Log In

Reset Password

Lawmakers, Gronk, optimistic for Valley Fever vaccine in coming year

Lawmakers meet with former NFL star Rob Gronkowski to discuss Valley Fever.Rep. David Schweikert's office
It can kill dogs and cause a rash, coughing, fatigue and fever in humans

Congressional leaders think medical research into a growing threat to pets and people alike will soon become a thing of the past in the American Southwest.

The Congressional Valley Fever Task Force met with NFL legend and University of Arizona standout Rob Gronkowski Tuesday to raise awareness about Valley Fever.

The disease is a fungal infection caused by Coccidioides, which the Centers for Disease Control and Prevention says is known to live in the soil in the southwestern United States and parts of Mexico and Central and South America. It can be fatal to dogs and causes a rash, coughing, fatigue, fever and other symptoms in humans. If allowed to spread, the infection can be fatal in humans as well. Those infected are often prescribed antifungal medications for the rest of their lives.

Gronkowski has partnered with Anivive Lifesciences, which submitted to the U.S. Department of Agriculture the first vaccine for Valley Fever.

“Ralphie and I enjoyed our time in D.C. meeting with members of Congress and other government officials,” said Gronkowski, referring to his dog. “The crazy amount of support that they are showing Anivive's preventive treatment for Valley Fever is very encouraging to all pet owners! I look forward to continue utilizing my resources in championing the fight against Valley Fever.”

Co-chairmen Speaker Kevin McCarthy, R-Calif., and Rep. David Schweikert, R-Ariz., stressed the importance of mitigating the fungal infection that CDC data shows infected more than 20,000 people in the U.S. Most of those infections came from Arizona.

“It's stunning to think that just 10 years ago, the American public knew little about Valley Fever and the devastating effects this disease can inflict upon our communities, particularly in Arizona. What once was misdiagnosed as cancer can now be correctly identified and treated as Valley Fever,” said Congressman Schweikert.

The Arizona Republican and McCarthy sponsored legislation in 2021 that funded research into Valley Fever.

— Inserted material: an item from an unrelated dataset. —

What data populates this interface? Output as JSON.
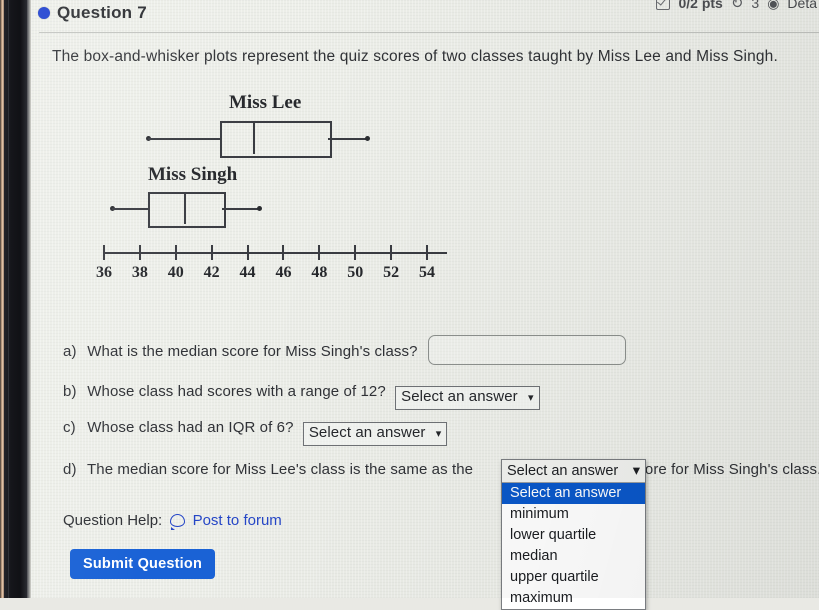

“Great progress continues to be made toward developing better treatments and finding a cure for Valley Fever, including a vaccine for dogs that's projected to be released next year,” said Speaker McCarthy.